■ Your instructions ■
Whenever a line below mentions the word "hint", that line should be copied.

-- Opening Marker --

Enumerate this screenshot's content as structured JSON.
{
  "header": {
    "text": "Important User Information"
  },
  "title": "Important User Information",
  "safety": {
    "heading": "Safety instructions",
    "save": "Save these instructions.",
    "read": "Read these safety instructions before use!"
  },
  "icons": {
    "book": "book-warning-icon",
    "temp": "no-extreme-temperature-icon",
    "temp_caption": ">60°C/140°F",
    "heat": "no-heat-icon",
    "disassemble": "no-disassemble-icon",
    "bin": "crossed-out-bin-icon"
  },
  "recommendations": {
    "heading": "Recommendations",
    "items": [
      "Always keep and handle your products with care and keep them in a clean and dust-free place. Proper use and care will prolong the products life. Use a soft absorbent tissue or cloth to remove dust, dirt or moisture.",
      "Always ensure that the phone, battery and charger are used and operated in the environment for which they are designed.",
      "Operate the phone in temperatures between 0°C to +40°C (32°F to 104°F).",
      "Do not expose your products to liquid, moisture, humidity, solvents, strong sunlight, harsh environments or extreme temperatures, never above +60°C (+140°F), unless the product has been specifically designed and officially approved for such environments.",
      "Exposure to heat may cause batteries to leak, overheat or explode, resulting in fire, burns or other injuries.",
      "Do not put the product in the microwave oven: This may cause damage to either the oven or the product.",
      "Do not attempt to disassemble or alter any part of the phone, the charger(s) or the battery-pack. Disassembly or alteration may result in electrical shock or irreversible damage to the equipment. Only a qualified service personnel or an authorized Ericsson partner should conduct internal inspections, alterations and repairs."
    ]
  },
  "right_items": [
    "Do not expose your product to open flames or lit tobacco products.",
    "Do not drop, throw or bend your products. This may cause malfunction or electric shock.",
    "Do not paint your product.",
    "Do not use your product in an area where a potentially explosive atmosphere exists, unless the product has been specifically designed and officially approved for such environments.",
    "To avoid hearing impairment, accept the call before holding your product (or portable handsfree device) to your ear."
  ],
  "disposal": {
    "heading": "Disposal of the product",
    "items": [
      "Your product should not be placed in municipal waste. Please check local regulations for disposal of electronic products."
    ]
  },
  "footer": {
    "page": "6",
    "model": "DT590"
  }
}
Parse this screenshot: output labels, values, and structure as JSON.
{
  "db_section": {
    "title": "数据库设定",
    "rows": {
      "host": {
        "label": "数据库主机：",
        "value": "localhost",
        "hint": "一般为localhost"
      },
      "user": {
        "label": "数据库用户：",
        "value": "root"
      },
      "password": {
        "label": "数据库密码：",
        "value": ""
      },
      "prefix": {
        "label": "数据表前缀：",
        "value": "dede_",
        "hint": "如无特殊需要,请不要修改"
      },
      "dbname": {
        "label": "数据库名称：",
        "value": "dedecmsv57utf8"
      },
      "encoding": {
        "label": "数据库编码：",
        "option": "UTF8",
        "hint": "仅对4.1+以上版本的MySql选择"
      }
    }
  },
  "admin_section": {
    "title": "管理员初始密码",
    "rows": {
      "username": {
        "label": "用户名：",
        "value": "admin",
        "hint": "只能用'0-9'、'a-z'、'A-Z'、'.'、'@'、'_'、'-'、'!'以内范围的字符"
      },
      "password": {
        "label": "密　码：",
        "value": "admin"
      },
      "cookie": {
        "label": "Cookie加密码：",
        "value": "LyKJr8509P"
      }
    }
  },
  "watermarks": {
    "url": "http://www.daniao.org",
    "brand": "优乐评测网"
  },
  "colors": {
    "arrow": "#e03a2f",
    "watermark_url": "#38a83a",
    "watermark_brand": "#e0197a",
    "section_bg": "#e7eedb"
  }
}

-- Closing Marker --

■ Problem solution ■
        "hint": "一般为localhost"
        "hint": "如无特殊需要,请不要修改"
        "hint": "仅对4.1+以上版本的MySql选择"
        "hint": "只能用'0-9'、'a-z'、'A-Z'、'.'、'@'、'_'、'-'、'!'以内范围的字符"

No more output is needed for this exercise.